- In what ways can early childhood teachers demonstrate pedagogical love and care with all children in their centres and schools?
This Evening in Conversation draws on two ethics documents. We recommend you download and read this prior to attending - wifi will be made available during the evening.
Professor Linda Harrison
Professorial Research Fellow in Early Childhood Education in the Department of Educational Studies at Macquarie University
Linda is a key researcher on the Longitudinal Study of Australian Children (LSAC), in which she was responsible for examining the quality of educator-child relationships amongst a representative sample of 6,000 Australian children from infancy to mid-childhood. She also has authored several journal articles and book chapters focused on the importance of high-quality teacher-child relationships. Drawing on this work, Linda believes that all children in early childhood contexts have a right to experience professional love. Linda will discuss her longitudinal research findings with participants and will outline how professional (or pedagogical) love is defined in the literature.
Dr Fay Hadley
Senior Lecturer in Early Childhood Education and Director of Initial Teacher Education in the Department of Educational Studies at Macquarie University
Fay has extensive experience in the early childhood sector, both as a former centre director and current pre-service teacher educator. Fay’s research examines partnerships with diverse families in educational settings and the impacts this has on educational outcomes for children. She has recently published a new peer-reviewed article on the importance of love and care from the perspective of educators and parents. Fay will discuss her recent research about the importance of pedagogical love to different stakeholders. She will situate this work within the Early Childhood Australia Code of Ethics.
Lead Early Childhood Teacher at Mia Mia Child and Family Study Centre
Mel is an early childhood teacher with more than 15 years of experience in the sector. Drawing on her expertise working with a range of diverse children and families, she believes that all children have a right to love in both their families and their broader communities. Although the professionally-oriented “pedagogical” love of an educator differs in important ways from the love experienced within families, it is meaningful and important. Mel will discuss how she uses traditions, rituals and relationships to contribute to children’s sense of belonging. She also will discuss how professional educators in long day care settings can create genuine and reciprocal engagements with children using responsiveness, kindness, and empathy.
Classroom Teacher, Assistant Principal, and Instructional Coach at John Purchase Public School
Stephanie is the founder of the New Teacher Tribe initiative and #PSTchat, a chat dedicated to supporting pre-service teachers around the world. In 2017 Stephanie won the Executive Director's Recognition Award for Innovation and Creativity in Leading Learning Towards Improved Student Outcomes. Stephanie will discuss how teachers’ professional/pedagogical love and care in early childhood contexts can support children in the transition from prior-to-school to primary school. She will also discuss the importance of early childhood and early stage 1 teachers maintaining professional boundaries and will situate this discussion within the NSW Department of Education Code of Conduct.

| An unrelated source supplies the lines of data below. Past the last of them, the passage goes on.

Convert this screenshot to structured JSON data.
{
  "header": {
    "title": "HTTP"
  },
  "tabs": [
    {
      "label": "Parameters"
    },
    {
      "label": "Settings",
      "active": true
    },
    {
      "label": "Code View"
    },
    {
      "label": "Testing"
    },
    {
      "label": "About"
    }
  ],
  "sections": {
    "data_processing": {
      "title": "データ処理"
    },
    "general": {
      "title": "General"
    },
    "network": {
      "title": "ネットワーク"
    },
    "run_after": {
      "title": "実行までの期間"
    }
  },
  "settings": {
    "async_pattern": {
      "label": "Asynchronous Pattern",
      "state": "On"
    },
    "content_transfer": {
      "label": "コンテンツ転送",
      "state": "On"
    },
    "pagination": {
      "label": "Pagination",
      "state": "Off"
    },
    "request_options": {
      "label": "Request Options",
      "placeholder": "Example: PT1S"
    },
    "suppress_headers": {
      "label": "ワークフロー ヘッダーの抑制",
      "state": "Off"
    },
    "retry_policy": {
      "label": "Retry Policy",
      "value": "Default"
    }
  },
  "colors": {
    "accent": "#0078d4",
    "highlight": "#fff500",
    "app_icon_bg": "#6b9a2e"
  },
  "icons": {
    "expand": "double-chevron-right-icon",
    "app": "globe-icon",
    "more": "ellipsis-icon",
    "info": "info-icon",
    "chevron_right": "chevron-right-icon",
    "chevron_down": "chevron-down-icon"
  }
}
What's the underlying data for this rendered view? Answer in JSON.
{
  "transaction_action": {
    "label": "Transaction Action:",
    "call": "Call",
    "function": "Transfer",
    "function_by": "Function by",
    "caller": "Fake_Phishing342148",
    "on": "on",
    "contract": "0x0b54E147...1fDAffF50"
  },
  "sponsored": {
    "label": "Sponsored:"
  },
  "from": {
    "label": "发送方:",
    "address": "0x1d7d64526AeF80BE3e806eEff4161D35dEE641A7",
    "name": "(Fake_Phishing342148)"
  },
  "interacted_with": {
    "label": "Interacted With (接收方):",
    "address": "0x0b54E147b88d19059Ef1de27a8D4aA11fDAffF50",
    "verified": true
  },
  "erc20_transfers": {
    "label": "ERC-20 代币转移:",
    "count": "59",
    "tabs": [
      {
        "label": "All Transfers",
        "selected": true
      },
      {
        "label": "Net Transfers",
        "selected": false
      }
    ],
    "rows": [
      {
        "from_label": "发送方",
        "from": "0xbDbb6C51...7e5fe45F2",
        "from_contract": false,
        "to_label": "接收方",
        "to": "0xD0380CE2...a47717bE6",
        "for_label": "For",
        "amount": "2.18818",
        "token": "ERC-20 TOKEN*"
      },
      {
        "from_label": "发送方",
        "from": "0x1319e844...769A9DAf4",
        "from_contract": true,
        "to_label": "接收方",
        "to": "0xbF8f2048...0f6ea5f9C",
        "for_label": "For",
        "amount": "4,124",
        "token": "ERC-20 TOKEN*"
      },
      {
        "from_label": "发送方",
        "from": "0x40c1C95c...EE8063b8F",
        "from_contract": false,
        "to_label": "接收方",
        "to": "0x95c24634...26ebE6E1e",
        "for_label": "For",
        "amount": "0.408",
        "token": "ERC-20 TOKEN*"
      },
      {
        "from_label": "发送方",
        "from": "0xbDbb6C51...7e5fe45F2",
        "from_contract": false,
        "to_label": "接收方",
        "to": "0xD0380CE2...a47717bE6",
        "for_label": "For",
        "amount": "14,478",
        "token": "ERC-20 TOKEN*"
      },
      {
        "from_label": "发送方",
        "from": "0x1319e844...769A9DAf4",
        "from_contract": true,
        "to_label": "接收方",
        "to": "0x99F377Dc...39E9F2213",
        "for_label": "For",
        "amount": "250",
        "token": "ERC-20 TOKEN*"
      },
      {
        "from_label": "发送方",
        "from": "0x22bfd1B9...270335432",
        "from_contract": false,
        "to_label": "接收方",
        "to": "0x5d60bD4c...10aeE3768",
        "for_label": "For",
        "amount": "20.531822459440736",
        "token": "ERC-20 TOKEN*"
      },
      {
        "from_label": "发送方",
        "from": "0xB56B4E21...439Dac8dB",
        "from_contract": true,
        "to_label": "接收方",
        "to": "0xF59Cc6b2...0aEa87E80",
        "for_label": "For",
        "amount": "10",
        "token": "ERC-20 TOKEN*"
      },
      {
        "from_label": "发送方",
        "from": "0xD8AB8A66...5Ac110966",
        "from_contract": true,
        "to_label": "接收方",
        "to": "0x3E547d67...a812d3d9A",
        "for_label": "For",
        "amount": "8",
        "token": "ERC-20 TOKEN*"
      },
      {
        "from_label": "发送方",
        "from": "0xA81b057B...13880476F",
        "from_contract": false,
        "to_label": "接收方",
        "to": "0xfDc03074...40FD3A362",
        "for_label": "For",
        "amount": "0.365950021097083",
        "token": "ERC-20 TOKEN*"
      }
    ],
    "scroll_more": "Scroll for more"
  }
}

Completing this Evening in Conversation will contribute to 2 hours of NSW Education Standards Authority (NESA) Registered PD addressing 6.2.2, 6.2.2 and 7.1.2 from the Australian Professional Standards for Teachers towards maintaining Proficient Teacher Accreditation in NSW. You must provide your NESA number during registration to validate your accreditation
Public transport services to the University extend right across Sydney and there are over 4,500 parking spaces at Macquarie University.
Free University Parking Permits are included with registration - we recommend you park in West 4 where it is a short walk across the road to 10 Hadenfeld Avenue.